Ousted CEO of Toronto Community Housing accused of 'undue influence' over contract

The incoming CEO of Toronto Community Housing says the previous CEO ousted from the job earlier this month exercised "undue influence" on a process that awarded a contract to a management consultant company.

Kathy Milsom fired with cause, contract 'tainted,' incoming CEO Kevin Marshman says

Kevin Marshman, incoming CEO of Toronto Community Housing and current board of directors chair, says previous CEO Kathy Milsom exercised 'undue influence' over the process in which management consultant company Orchango was awarded a contract. He described the contract as 'tainted.' (Richard Agecoutay/CBC)

The incoming CEO of Toronto Community Housing says the previous CEO ousted from the job earlier this month exercised "undue influence" on a process that awarded a contract to a management consultant company.

Kevin Marshman, current chair of the TCH board of directors, told CBC Radio's Metro Morning on Tuesday that Kathy Milsom was fired with cause following the contract awarded to Orchango. TCH announced her termination last Thursday.

Marshman, who will take over as full-time CEO on Apr. 3, said he cannot provide many details about the firing because it could end up before the courts. TCH is Canada's largest social housing provider. 

"What I can tell you about it is that, through the process, Ms. Milsom exercised undue influence on the process and it did not follow our well-established procedures, policies and protocols to ensure integrity so that everybody who bids on a tender is fairly evaluated and has a fair chance of winning the award," he said.

Before the issue made headlines, Marshman said a person approached the board, advising it that "there were concerns with the Orchango contract." The board immediately investigated, he said.

"When it became apparent that the contract, for lack of a better description, was tainted — and you will recall that we announced that in December — we immediately cancelled that contract for cause and put Ms. Milsom on administrative leave."

The board then hired the law firm Bennett Jones to investigate the concerns, which stemmed from a request for proposal (RFP) process that awarded management consulting services to Orchango, which says it specializes in change management.

Kathy Milsom, seen here in June 2018, was fired as Toronto Community Housing CEO. (Gary Morton/CBC)

Milsom was placed on administrative leave last December before she was fired earlier this month.

According to media reports, Milsom said in a statement shortly after she was fired that she found the board's decision "deeply troubling" and she looks forward to "being vindicated of these allegations in due course."

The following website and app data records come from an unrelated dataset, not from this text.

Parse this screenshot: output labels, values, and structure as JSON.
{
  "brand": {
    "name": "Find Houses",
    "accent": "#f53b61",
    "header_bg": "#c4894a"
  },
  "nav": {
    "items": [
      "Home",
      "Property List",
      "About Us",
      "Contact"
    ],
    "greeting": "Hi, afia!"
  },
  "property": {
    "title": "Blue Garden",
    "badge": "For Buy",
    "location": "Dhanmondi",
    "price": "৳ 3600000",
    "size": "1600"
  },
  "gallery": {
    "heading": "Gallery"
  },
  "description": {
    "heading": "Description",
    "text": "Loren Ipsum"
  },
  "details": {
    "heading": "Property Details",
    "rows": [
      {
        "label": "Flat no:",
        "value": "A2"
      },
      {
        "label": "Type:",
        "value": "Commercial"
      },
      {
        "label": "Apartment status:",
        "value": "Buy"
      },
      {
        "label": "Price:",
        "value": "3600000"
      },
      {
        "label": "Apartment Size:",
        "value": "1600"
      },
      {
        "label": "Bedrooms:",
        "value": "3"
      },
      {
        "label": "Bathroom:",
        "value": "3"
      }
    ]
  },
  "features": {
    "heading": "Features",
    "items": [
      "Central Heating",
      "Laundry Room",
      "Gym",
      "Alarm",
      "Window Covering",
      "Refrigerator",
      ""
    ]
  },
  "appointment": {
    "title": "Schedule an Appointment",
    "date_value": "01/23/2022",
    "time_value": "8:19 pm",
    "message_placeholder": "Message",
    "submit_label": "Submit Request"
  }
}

Management turmoil called 'drama'

In a statement released by the TCH board on Feb. 21, it said Milsom will "cease to be CEO, effective immediately." 

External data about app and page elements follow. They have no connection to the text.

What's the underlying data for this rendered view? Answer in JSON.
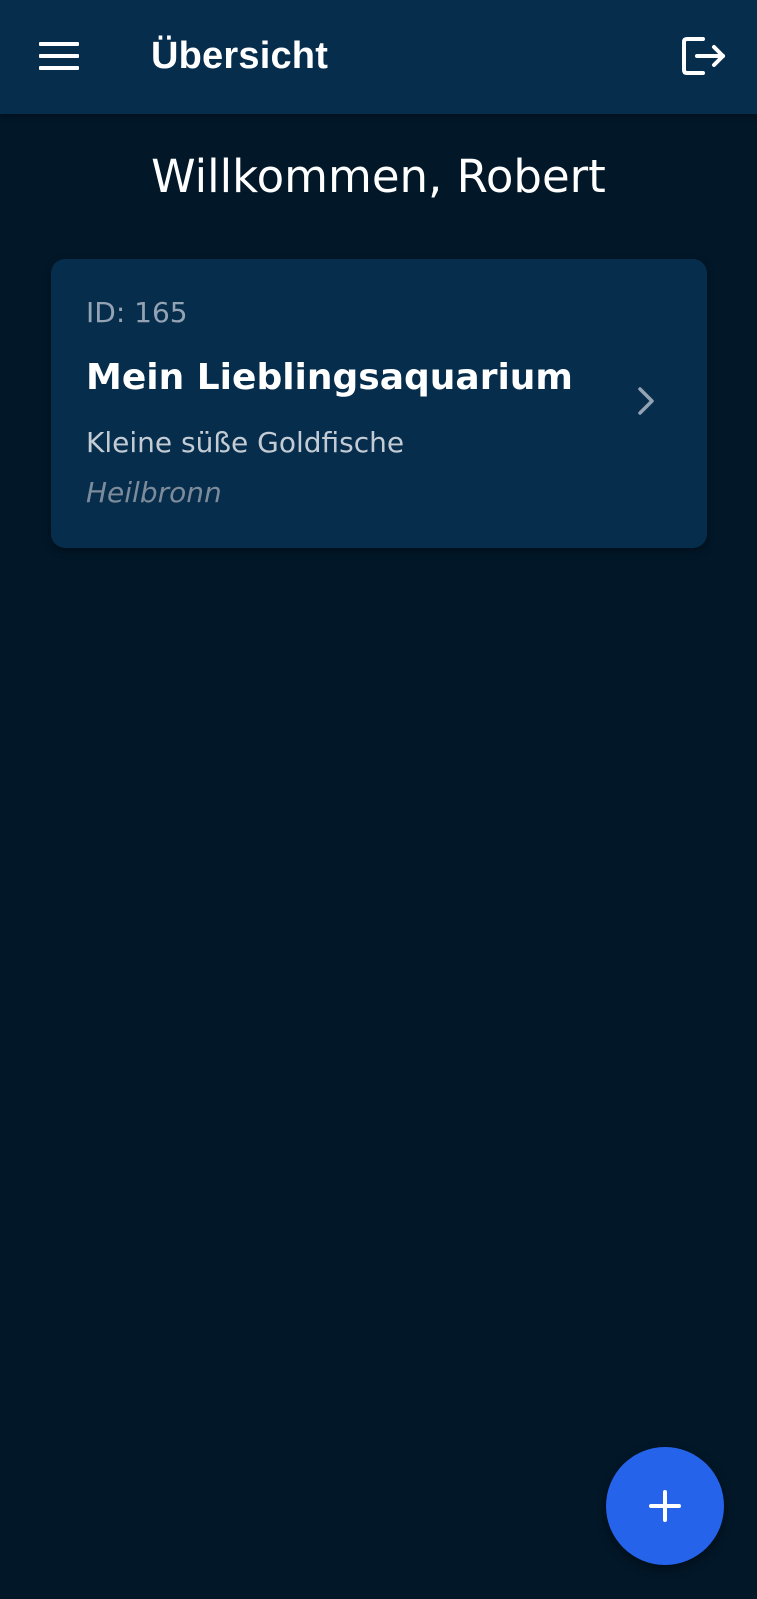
{
  "app_bar": {
    "title": "Übersicht",
    "menu_icon": "hamburger-menu-icon",
    "logout_icon": "logout-icon",
    "background": "#072d4c"
  },
  "welcome": {
    "text": "Willkommen, Robert"
  },
  "aquariums": [
    {
      "id_label": "ID: 165",
      "name": "Mein Lieblingsaquarium",
      "description": "Kleine süße Goldfische",
      "location": "Heilbronn",
      "chevron_icon": "chevron-right-icon"
    }
  ],
  "fab": {
    "icon": "plus-icon",
    "color": "#2563eb"
  },
  "colors": {
    "background": "#021728",
    "card": "#072d4c",
    "accent": "#2563eb"
  }
}
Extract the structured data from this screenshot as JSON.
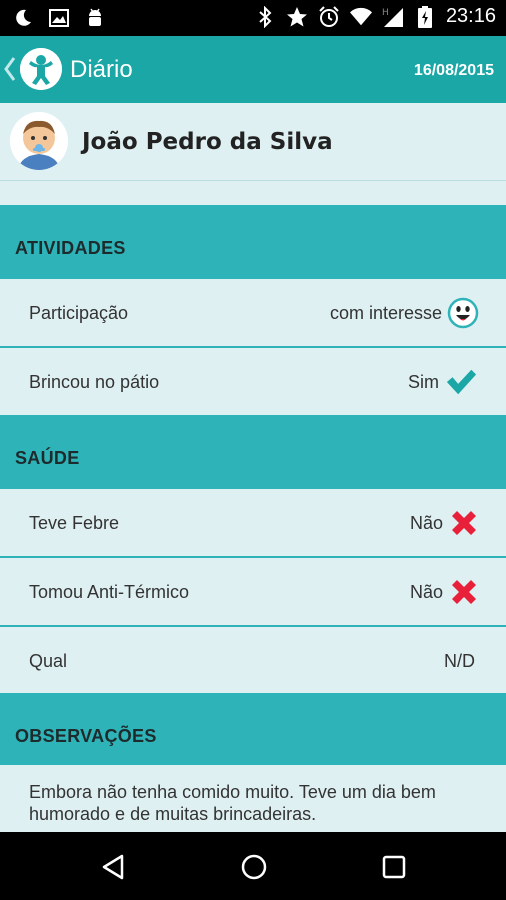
{
  "status_bar": {
    "time": "23:16",
    "icons_left": [
      "moon-icon",
      "image-icon",
      "android-icon"
    ],
    "icons_right": [
      "bluetooth-icon",
      "star-icon",
      "alarm-icon",
      "wifi-icon",
      "signal-icon",
      "battery-icon"
    ]
  },
  "appbar": {
    "title": "Diário",
    "date": "16/08/2015",
    "color": "#1aa7a5"
  },
  "profile": {
    "name": "João Pedro da Silva"
  },
  "sections": {
    "atividades": {
      "title": "ATIVIDADES",
      "rows": [
        {
          "label": "Participação",
          "value": "com interesse",
          "icon": "smiley-icon"
        },
        {
          "label": "Brincou no pátio",
          "value": "Sim",
          "icon": "check-icon"
        }
      ]
    },
    "saude": {
      "title": "SAÚDE",
      "rows": [
        {
          "label": "Teve Febre",
          "value": "Não",
          "icon": "cross-icon"
        },
        {
          "label": "Tomou Anti-Térmico",
          "value": "Não",
          "icon": "cross-icon"
        },
        {
          "label": "Qual",
          "value": "N/D"
        }
      ]
    },
    "observacoes": {
      "title": "OBSERVAÇÕES",
      "text": "Embora não tenha comido muito. Teve um dia bem humorado e de muitas brincadeiras."
    }
  },
  "colors": {
    "accent": "#2eb3b8",
    "row_bg": "#dff0f3",
    "check": "#1aa7a5",
    "cross": "#e8203a"
  },
  "navbar": {
    "buttons": [
      "back-icon",
      "home-icon",
      "recents-icon"
    ]
  }
}
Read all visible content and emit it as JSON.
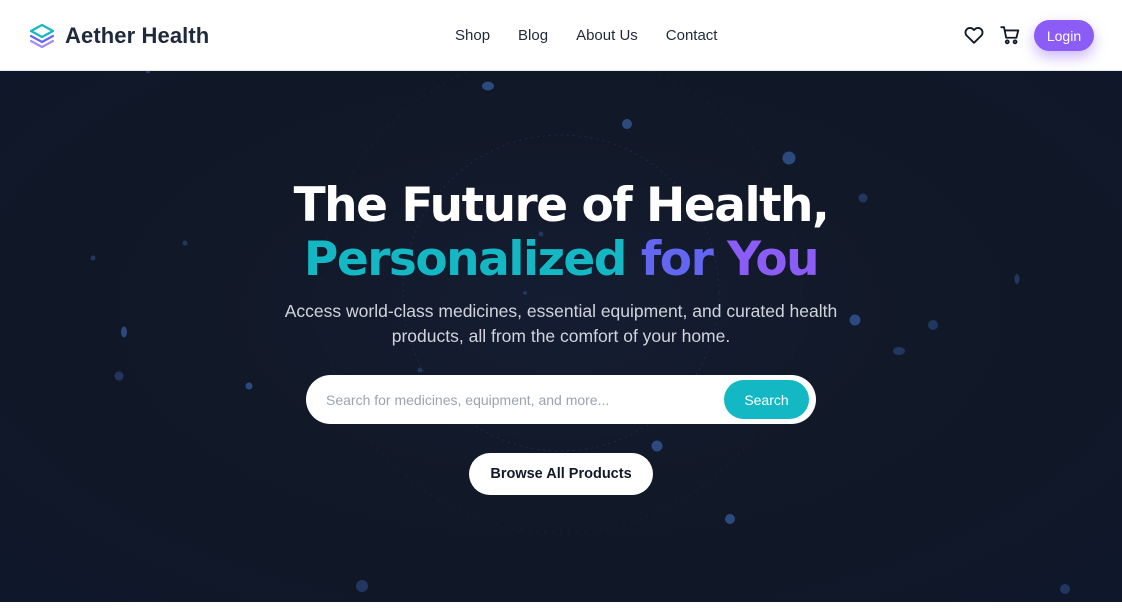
{
  "navbar": {
    "brand": {
      "name": "Aether Health",
      "icon": "layers-icon"
    },
    "links": [
      {
        "label": "Shop"
      },
      {
        "label": "Blog"
      },
      {
        "label": "About Us"
      },
      {
        "label": "Contact"
      }
    ],
    "icons": {
      "wishlist": "heart-icon",
      "cart": "cart-icon"
    },
    "login_label": "Login"
  },
  "hero": {
    "title_line1": "The Future of Health,",
    "title_line2": {
      "word1": "Personalized",
      "word2": "for",
      "word3": "You"
    },
    "subtitle": "Access world-class medicines, essential equipment, and curated health products, all from the comfort of your home.",
    "search": {
      "placeholder": "Search for medicines, equipment, and more...",
      "value": "",
      "button_label": "Search"
    },
    "browse_label": "Browse All Products"
  },
  "colors": {
    "brand_purple": "#8b5cf6",
    "brand_teal": "#14b8c4",
    "brand_indigo": "#6366f1",
    "hero_background": "#111827",
    "nav_text": "#1f2937"
  }
}
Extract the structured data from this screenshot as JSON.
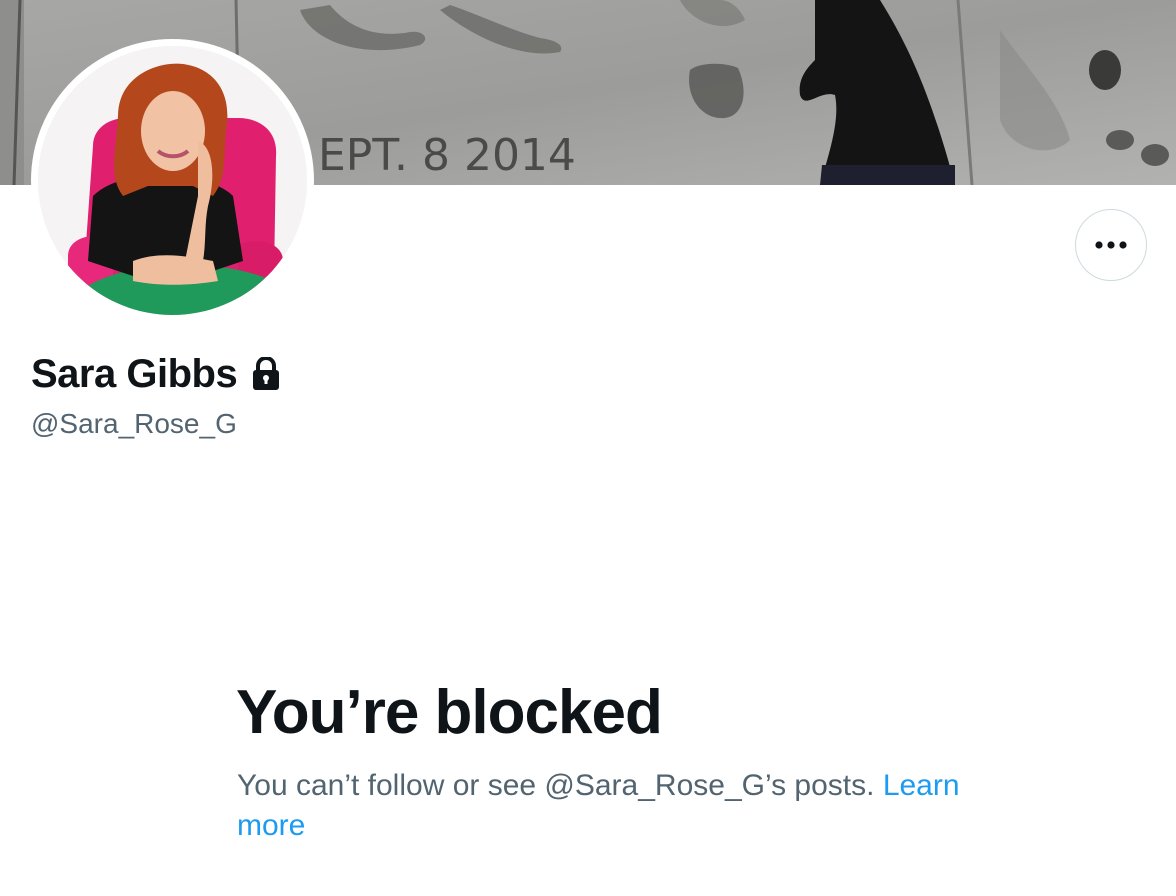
{
  "profile": {
    "display_name": "Sara Gibbs",
    "handle": "@Sara_Rose_G",
    "protected": true
  },
  "banner": {
    "engraved_text": "EPT. 8 2014"
  },
  "icons": {
    "lock": "lock-icon",
    "more": "more-horizontal-icon"
  },
  "blocked": {
    "title": "You’re blocked",
    "message": "You can’t follow or see @Sara_Rose_G’s posts. ",
    "link_label": "Learn more"
  },
  "colors": {
    "text_primary": "#0f1419",
    "text_secondary": "#536471",
    "link": "#1d9bf0",
    "border": "#cfd9de"
  }
}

The board said in the statement that it concluded that Milsom's "conduct throughout this process did not meet the high standard that we set for ourselves. This conduct included overseeing an RFP process that did not comply with the procedures and protocols expected of a public procurement process and failing to fully cooperate with the investigation that has led to this independent report."

TCH Vice President Sheila Penny is acting CEO until Apr. 3, when Marshman will take over.

The TCH has had four CEOs in eight years. Marshman described the management turmoil as "drama," but when pressed, he said: "Despite the churn that is going on in Toronto Community Housing at its most senior position, the organization continues to move forward. It continues to improve the living conditions of our tenants.

"I think we are going to see a sea change as we move forward."

Marshman added he didn't accept the job lightly.

Orchango president defends work for TCH

Edmond Mellina, president and co-founder of Orchango, said in a statement on the company's website that it is proud of the work it did for TCH.

"This is our specialty: change management. In a short amount of time, we had taken concrete steps to change the culture, including breaking down silos and improving accountability. We established great momentum and were honoured to help deliver the change we could for tenants."

According to the TCH, its 2019 budget of $1.05 billion will focus on improvements to housing and services for its 110,000 tenants.

The budget, approved by the board on Feb. 5, includes $422.6 million for capital, $601.2 million for operations and $21.9 million toward a proposed multi-year business transformation project.

With files from Metro Morning